By Kirsty Topping
BUSINESSES affected by Edinburgh’s troubled trams project are to get a £210,000 “compensation” boost from council chiefs.
Shops affected by the closure of Princes Street for remedial work on the tram lines are also set to benefit from reduced business rates.
The news comes as it was revealed that the cost of the project is set to spiral again.
Council bosses will meet on Tuesday to decide on a range of measures, which could see the total cost of the trams rise to a staggering £1billion.
The money will go towards funding three key retail areas in the capital, the City Centre, Leith Walk and the West End, at a cost of £20,000 each per year.
The Christmas and Hogmany events will also be supported to the tune of £70,000.
But business chiefs said the money would not stop businesses from closing.
Chairman of the West End Traders’ Association and director of Paper Tiger, Michael Apter said the money was a “drop in the ocean” and that further work would cause as many problems as the fist stage of building.
He said: “The fundamental issue is there was hundreds of thousands, in fact close to a million, put aside during the first stage of the tram works for business support.
“We’re looking at another phase of work in the city which is going to be as long in duration as the first stage.
“The impact of the work three years ago was devastating.
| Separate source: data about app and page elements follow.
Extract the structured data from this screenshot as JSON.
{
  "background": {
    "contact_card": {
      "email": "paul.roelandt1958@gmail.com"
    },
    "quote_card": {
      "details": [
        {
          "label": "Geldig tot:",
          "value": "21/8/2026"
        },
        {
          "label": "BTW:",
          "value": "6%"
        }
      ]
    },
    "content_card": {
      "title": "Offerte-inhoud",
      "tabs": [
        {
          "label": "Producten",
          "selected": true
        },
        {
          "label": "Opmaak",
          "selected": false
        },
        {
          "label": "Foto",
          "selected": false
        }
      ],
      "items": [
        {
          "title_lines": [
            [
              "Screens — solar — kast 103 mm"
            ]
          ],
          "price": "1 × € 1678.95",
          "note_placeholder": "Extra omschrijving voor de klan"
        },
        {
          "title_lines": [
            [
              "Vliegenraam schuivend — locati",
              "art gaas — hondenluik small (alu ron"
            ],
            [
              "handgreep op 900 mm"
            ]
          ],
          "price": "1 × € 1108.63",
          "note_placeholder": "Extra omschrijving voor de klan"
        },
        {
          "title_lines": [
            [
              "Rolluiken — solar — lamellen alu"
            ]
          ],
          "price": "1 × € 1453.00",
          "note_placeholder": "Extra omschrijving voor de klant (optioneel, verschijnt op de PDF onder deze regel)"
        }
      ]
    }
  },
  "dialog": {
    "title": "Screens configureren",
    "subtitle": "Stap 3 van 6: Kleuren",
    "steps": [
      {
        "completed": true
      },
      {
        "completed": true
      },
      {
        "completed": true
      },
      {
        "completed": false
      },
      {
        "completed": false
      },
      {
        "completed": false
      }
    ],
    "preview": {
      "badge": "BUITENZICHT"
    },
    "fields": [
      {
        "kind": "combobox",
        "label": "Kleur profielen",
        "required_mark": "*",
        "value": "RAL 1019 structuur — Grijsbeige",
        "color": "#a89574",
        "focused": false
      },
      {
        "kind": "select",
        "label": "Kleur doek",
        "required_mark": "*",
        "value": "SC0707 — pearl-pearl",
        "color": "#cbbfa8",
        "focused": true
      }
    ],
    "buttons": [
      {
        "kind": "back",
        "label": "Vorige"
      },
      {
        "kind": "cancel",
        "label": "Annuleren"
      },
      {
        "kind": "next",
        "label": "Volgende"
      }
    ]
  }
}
There were businesses that ceased trading when the utility works at the West End were carried out, and they cited the tram works as a factor in them going under.
“It’s of deep concern that at this stage in the economic cycle, many more businesses – who have managed to trade successfully through the previous tram works and through the recession – will suffer from a deep and devastating impact on their ability to trade.
“It’s the people that live in Edinburgh, Fife and the Lothians who are put off the idea of shopping in the city as a result of the tram works.
“The city needs to make a magnificent gesture to ensure Edinburgh still has the range of shops, cafes, bars and restaurants that it has now when the trams are running in 2014.
“The concern this time is there is a global recession that’s having an impact of companies in Edinburgh – the level of support being offered is virtually non-existent.”
Work to repair defects between the rails and the road is set to begin on September 4 and continue until July 2012.
But work will stop for the duration of the Christmas period, from the switching on of the Christmas lights on November 24 until January 4.